--- INPUT DATA ---
⟨

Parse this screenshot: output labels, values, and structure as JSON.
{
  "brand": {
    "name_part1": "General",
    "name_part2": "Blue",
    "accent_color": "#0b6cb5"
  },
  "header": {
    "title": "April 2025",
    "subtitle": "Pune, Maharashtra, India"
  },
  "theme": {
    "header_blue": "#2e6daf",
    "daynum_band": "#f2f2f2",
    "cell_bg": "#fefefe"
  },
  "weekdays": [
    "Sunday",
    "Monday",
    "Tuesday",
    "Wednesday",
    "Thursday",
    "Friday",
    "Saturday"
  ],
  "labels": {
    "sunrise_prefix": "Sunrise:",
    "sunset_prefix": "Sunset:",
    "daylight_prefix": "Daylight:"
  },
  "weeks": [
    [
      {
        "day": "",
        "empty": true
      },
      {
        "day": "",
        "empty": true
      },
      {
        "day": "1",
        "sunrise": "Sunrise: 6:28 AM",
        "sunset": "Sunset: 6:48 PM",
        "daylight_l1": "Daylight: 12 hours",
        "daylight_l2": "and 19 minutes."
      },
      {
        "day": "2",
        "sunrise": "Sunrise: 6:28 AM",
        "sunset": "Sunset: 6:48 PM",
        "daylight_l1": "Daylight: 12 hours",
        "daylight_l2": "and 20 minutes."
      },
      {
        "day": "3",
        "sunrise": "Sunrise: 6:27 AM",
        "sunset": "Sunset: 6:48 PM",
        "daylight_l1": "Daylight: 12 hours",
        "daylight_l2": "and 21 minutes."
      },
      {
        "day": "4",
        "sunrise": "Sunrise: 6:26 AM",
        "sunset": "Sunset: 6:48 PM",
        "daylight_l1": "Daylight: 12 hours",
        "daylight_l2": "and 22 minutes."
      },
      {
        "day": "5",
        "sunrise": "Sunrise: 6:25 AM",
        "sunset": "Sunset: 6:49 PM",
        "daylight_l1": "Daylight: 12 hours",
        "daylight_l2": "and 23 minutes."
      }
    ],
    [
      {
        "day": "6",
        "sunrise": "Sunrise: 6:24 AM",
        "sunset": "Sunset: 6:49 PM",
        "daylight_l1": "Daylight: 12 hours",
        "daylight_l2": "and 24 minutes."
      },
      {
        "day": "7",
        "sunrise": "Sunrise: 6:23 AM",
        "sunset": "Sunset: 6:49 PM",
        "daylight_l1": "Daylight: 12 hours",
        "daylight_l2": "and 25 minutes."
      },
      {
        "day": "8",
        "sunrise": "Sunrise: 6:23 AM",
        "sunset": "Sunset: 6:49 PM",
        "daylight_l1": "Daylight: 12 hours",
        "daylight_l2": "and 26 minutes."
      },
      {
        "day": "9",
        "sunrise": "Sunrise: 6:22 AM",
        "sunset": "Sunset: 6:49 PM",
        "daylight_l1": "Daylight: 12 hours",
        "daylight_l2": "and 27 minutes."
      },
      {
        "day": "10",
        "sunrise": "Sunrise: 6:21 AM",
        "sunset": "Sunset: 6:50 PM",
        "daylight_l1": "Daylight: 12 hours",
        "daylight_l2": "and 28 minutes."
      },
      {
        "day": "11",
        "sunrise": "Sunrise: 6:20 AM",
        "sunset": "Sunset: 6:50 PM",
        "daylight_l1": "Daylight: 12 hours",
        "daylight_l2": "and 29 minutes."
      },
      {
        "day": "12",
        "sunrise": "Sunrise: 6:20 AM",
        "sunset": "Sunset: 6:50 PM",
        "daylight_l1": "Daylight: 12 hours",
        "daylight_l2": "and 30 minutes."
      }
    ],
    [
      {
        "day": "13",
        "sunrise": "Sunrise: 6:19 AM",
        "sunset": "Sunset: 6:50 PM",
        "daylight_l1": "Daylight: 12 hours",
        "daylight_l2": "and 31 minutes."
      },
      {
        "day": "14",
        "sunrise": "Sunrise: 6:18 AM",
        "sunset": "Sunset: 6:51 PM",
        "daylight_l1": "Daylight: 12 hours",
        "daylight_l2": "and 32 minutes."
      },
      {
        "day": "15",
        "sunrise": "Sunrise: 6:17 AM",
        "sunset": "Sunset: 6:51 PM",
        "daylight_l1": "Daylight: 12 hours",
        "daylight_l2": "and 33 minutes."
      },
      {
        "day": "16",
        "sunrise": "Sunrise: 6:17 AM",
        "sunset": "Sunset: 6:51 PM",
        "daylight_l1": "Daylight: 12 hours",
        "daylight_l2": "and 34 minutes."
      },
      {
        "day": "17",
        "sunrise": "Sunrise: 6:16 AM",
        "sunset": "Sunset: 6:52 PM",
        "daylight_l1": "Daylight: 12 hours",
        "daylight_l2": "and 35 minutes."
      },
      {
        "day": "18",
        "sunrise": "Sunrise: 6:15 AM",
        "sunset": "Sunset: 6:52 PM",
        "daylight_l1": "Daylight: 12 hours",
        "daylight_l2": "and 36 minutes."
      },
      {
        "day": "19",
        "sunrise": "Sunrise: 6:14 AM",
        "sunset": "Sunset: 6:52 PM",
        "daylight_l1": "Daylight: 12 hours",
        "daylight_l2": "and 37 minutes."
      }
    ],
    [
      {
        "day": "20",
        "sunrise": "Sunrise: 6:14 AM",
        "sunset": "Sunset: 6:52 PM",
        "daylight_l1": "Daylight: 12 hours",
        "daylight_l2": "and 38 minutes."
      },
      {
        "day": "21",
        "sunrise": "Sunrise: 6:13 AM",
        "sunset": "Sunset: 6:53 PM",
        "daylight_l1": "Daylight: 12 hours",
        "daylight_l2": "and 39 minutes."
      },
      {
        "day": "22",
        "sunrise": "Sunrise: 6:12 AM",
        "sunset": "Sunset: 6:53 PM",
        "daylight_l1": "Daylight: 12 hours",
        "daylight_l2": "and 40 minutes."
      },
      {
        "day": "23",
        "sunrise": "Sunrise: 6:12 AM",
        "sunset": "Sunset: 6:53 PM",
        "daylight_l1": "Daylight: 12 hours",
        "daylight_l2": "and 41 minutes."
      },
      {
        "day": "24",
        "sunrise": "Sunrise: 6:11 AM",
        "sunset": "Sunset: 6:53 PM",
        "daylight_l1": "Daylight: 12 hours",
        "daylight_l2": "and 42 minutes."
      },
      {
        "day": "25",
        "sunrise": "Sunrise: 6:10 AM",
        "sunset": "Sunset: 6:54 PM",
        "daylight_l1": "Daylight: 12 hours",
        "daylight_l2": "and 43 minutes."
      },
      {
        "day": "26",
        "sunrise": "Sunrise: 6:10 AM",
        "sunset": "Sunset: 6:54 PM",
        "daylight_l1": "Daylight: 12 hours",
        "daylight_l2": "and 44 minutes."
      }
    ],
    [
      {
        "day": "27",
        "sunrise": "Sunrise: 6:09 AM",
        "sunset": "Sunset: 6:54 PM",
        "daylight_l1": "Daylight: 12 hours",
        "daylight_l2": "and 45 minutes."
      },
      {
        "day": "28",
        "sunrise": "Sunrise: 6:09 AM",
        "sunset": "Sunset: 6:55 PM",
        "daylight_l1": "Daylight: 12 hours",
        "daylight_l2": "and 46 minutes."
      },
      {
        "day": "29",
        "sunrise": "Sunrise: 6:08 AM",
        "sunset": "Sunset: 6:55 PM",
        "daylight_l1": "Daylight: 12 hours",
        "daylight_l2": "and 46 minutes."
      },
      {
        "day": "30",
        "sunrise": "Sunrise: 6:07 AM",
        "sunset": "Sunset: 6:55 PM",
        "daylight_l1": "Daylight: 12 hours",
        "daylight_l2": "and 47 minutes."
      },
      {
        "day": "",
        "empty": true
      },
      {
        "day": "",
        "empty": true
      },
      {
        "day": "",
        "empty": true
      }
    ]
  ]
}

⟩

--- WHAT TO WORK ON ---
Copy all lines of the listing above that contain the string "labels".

--- YOUR SOLUTION ---
Parse this screenshot: output labels, values, and structure as JSON.
  "labels": {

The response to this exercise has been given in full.